__Problem to work on__
From the data below, copy each line that includes the word "code".

Excerpts from an interface dataset
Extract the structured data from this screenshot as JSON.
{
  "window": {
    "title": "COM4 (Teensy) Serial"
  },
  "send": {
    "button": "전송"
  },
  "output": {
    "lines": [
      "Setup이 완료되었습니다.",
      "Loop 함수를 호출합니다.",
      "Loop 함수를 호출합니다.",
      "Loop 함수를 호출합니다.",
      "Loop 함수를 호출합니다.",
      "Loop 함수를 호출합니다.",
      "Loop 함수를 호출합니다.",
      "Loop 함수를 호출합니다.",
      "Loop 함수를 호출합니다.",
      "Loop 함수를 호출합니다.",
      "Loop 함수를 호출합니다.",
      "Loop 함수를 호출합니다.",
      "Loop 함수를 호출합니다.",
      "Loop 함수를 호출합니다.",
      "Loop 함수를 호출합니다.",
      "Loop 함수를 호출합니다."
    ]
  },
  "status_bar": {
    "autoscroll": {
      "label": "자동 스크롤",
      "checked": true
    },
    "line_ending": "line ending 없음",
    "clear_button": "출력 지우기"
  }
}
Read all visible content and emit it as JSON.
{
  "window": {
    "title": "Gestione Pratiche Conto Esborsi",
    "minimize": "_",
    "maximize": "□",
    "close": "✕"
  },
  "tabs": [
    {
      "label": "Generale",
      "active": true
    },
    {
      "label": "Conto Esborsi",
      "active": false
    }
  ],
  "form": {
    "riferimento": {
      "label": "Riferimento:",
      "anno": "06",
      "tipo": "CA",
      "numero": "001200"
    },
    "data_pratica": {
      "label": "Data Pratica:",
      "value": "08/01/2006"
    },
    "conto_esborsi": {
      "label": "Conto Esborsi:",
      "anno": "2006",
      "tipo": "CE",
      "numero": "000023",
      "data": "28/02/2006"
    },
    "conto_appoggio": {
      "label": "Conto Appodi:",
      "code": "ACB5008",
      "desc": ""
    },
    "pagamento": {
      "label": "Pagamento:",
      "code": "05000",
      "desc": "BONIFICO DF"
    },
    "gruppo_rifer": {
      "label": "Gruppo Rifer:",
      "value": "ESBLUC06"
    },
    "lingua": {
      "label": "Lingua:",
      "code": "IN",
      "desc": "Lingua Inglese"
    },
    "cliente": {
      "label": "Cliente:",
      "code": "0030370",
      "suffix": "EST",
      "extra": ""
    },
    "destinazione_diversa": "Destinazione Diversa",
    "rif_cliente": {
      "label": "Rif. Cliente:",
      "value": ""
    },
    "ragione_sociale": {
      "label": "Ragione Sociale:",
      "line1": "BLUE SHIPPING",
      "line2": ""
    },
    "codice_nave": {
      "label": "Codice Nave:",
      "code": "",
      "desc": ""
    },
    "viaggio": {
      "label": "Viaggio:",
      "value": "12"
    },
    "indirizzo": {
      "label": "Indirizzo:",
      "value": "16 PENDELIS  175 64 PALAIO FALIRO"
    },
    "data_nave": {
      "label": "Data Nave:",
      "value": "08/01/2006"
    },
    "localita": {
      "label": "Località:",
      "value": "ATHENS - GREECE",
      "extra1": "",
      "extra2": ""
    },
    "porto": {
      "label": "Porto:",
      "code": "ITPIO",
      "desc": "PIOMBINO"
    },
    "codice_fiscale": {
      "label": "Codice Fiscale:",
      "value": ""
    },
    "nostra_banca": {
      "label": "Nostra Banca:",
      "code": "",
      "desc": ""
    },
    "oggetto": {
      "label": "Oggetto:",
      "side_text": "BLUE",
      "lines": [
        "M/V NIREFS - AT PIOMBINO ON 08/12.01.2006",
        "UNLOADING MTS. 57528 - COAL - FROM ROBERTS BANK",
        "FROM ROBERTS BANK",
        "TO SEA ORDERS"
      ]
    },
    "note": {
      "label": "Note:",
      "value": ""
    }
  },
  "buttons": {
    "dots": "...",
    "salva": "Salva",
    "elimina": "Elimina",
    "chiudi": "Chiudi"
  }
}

__Task output__
      "code": "ACB5008",
      "code": "05000",
      "code": "IN",
      "code": "0030370",
      "code": "",
      "code": "ITPIO",
      "code": "",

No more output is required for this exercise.